Null and Alternative Hypothesis | Real Statistics Using …

One of the most common tests in statistics is the t-test, used to determine whether the means of two groups are equal to each other. The assumption for the test is that both groups are sampled from normal distributions with equal variances. The null hypothesis is that the two means are equal, and the alternative is that they are not. It is known that under the null hypothesis, we can calculate a t-statistic that will follow a t-distribution with n1 + n2 - 2 degrees of freedom. There is also a widely used modification of the t-test, known as Welch's t-test that adjusts the number of degrees of freedom when the variances are thought not to be equal to each other. Before we can explore the test much further, we need to find an easy way to calculate the t-statistic.

The 20% Statistician: One-sided tests: Efficient and …

This is the first of three modules that will addresses the second area of statistical inference, which is hypothesis testing, in which a specific statement or hypothesis is generated about a population parameter, and sample statistics are used to assess the likelihood that the hypothesis is true. The hypothesis is based on available information and the investigator's belief about the population parameters. The process of hypothesis testing involves setting up two competing hypotheses, the null hypothesis and the alternate hypothesis.
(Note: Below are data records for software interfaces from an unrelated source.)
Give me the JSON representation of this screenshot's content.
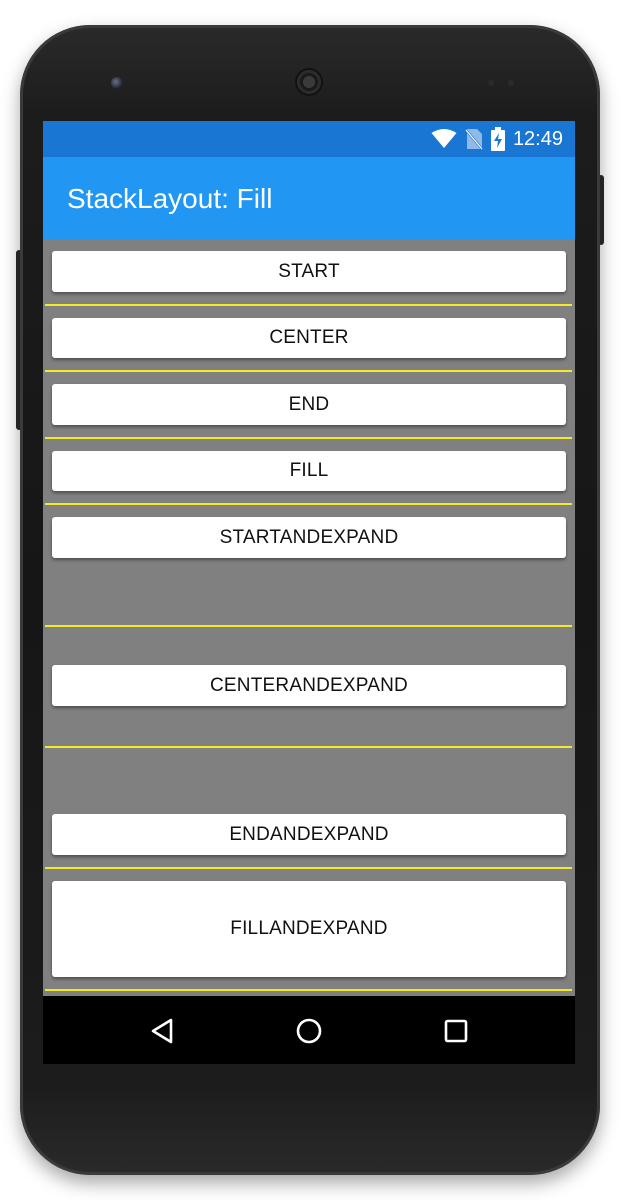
{
  "status_bar": {
    "time": "12:49",
    "icons": [
      "wifi-icon",
      "no-sim-icon",
      "battery-charging-icon"
    ]
  },
  "app_bar": {
    "title": "StackLayout: Fill"
  },
  "buttons": {
    "start": "START",
    "center": "CENTER",
    "end": "END",
    "fill": "FILL",
    "start_and_expand": "STARTANDEXPAND",
    "center_and_expand": "CENTERANDEXPAND",
    "end_and_expand": "ENDANDEXPAND",
    "fill_and_expand": "FILLANDEXPAND"
  },
  "navigation": {
    "icons": [
      "back-icon",
      "home-icon",
      "recents-icon"
    ]
  },
  "colors": {
    "status_bar": "#1976d2",
    "app_bar": "#2196f3",
    "content_background": "#808080",
    "separator": "#f2ea28",
    "button_background": "#ffffff",
    "nav_bar": "#000000"
  }
}
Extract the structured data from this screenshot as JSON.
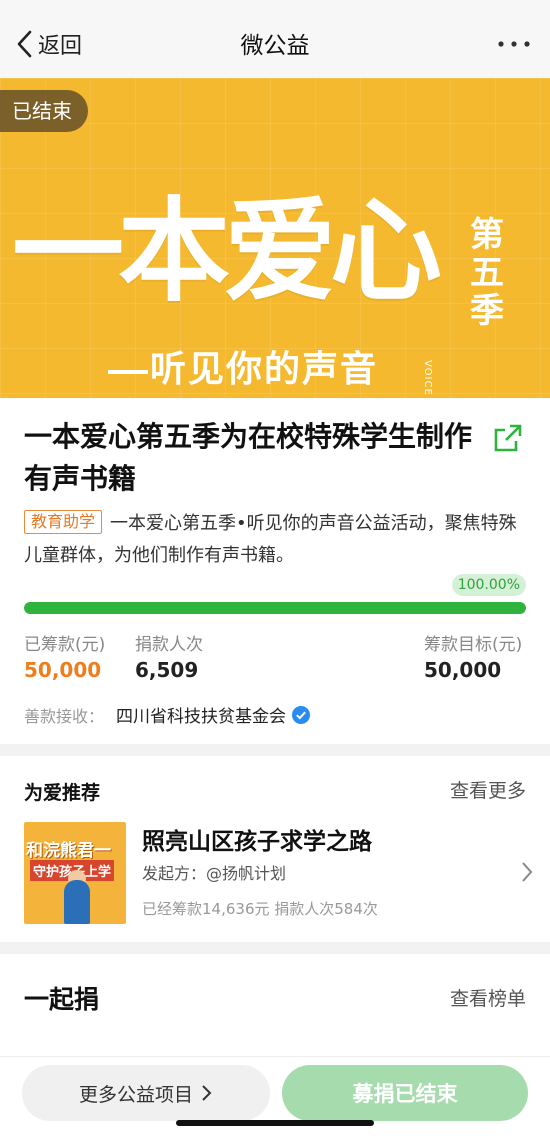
{
  "nav": {
    "back_label": "返回",
    "title": "微公益"
  },
  "banner": {
    "status": "已结束",
    "big_text": "一本爱心",
    "season": "第五季",
    "slogan": "听见你的声音",
    "voice": "VOICE"
  },
  "project": {
    "title": "一本爱心第五季为在校特殊学生制作有声书籍",
    "tag": "教育助学",
    "description": "一本爱心第五季•听见你的声音公益活动，聚焦特殊儿童群体，为他们制作有声书籍。",
    "progress_label": "100.00%",
    "progress": 1.0,
    "raised_label": "已筹款(元)",
    "raised_value": "50,000",
    "donors_label": "捐款人次",
    "donors_value": "6,509",
    "goal_label": "筹款目标(元)",
    "goal_value": "50,000",
    "receiver_label": "善款接收：",
    "receiver": "四川省科技扶贫基金会"
  },
  "recommend": {
    "heading": "为爱推荐",
    "more": "查看更多",
    "item": {
      "title": "照亮山区孩子求学之路",
      "initiator": "发起方：@扬帆计划",
      "stats": "已经筹款14,636元  捐款人次584次",
      "thumb_line1": "和浣熊君一",
      "thumb_line2": "守护孩子上学"
    }
  },
  "together": {
    "heading": "一起捐",
    "more": "查看榜单"
  },
  "bottom": {
    "more_projects": "更多公益项目",
    "status_button": "募捐已结束"
  },
  "colors": {
    "accent_green": "#2eb33d",
    "banner_yellow": "#f5b92f",
    "raised_orange": "#ee7d1c"
  }
}
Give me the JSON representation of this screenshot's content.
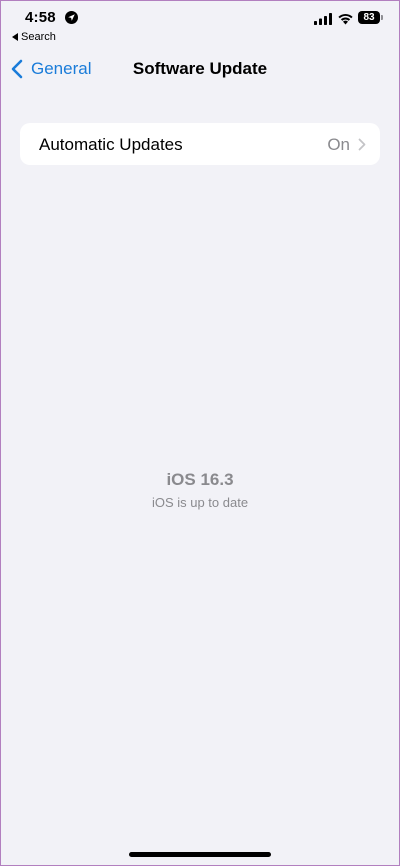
{
  "status_bar": {
    "time": "4:58",
    "back_app": "Search",
    "battery": "83"
  },
  "nav": {
    "back_label": "General",
    "title": "Software Update"
  },
  "settings": {
    "automatic_updates": {
      "label": "Automatic Updates",
      "value": "On"
    }
  },
  "status": {
    "version": "iOS 16.3",
    "message": "iOS is up to date"
  },
  "colors": {
    "accent": "#1a7cd9",
    "background": "#f2f2f7",
    "secondary_text": "#8a8a8e"
  },
  "icons": [
    "location-icon",
    "cellular-signal-icon",
    "wifi-icon",
    "battery-icon",
    "chevron-left-icon",
    "chevron-right-icon"
  ]
}
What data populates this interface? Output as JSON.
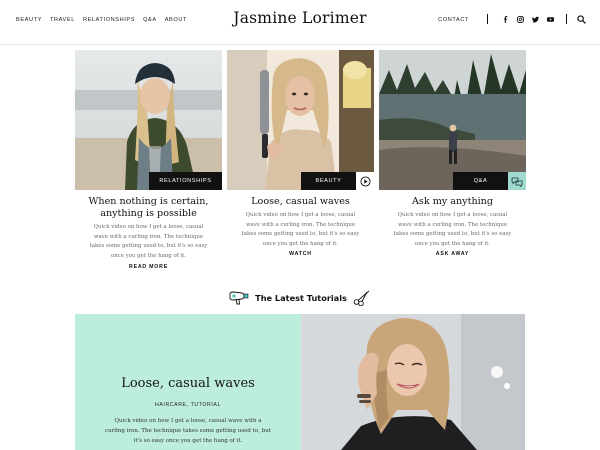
{
  "header": {
    "nav": [
      "Beauty",
      "Travel",
      "Relationships",
      "Q&A",
      "About"
    ],
    "site_title": "Jasmine Lorimer",
    "contact_label": "Contact",
    "social_icons": [
      "facebook-icon",
      "instagram-icon",
      "twitter-icon",
      "youtube-icon"
    ]
  },
  "cards": [
    {
      "title": "When nothing is certain, anything is possible",
      "category": "Relationships",
      "description": "Quick video on how I get a loose, casual wave with a curling iron. The technique takes some getting used to, but it's so easy once you get the hang of it.",
      "link_label": "Read More"
    },
    {
      "title": "Loose, casual waves",
      "category": "Beauty",
      "description": "Quick video on how I get a loose, casual wave with a curling iron. The technique takes some getting used to, but it's so easy once you get the hang of it.",
      "link_label": "Watch",
      "badge_icon": "play-icon"
    },
    {
      "title": "Ask my anything",
      "category": "Q&A",
      "description": "Quick video on how I get a loose, casual wave with a curling iron. The technique takes some getting used to, but it's so easy once you get the hang of it.",
      "link_label": "Ask Away",
      "badge_icon": "chat-icon"
    }
  ],
  "latest": {
    "title": "The Latest Tutorials",
    "left_icon": "hair-dryer-icon",
    "right_icon": "scissors-icon"
  },
  "feature": {
    "title": "Loose, casual waves",
    "categories": "Haircare, Tutorial",
    "description": "Quick video on how I get a loose, casual wave with a curling iron. The technique takes some getting used to, but it's so easy once you get the hang of it."
  },
  "colors": {
    "feature_bg": "#bdeedc",
    "tag_bg": "#111111",
    "chat_badge": "#9fd9cf"
  }
}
One selects a random sample (or multiple samples when there are more comparison groups), computes summary statistics and then assesses the likelihood that the sample data support the research or alternative hypothesis. Similar to estimation, the process of hypothesis testing is based on probability theory and the Central Limit Theorem.

You can only use the paired t–test when there is just one observation for each combination of the nominal values. If you have more than one observation for each combination, you have to use with replication. For example, if you had multiple counts of horseshoe crabs at each beach in each year, you'd have to do the two-way anova.

One and Two Tailed Tests - Mathematics A-Level Revision

Since the statistic is the same in both cases, it doesn't matter whether we use the correction or not; either way we'll see identical results when we compare the two methods using the techniques we've already described. Since the degree of freedom correction changes depending on the data, we can't simply perform the simulation and compare it to a different number of degrees of freedom. The other thing that changes when we apply the correction is the p-value that we would use to decide if there's enough evidence to reject the null hypothesis. What is the behaviour of the p-values? While not necessarily immediately obvious, under the null hypothesis, the p-values for any statistical test should form a uniform distribution between 0 and 1; that is, any value in the interval 0 to 1 is just as likely to occur as any other value. For a uniform distribution, the quantile function is just the identity function. A value of .5 is greater than 50% of the data; a value of .95 is greater than 95% of the data. As a quick check of this notion, let's look at the density of probability values when the null hypothesis is true: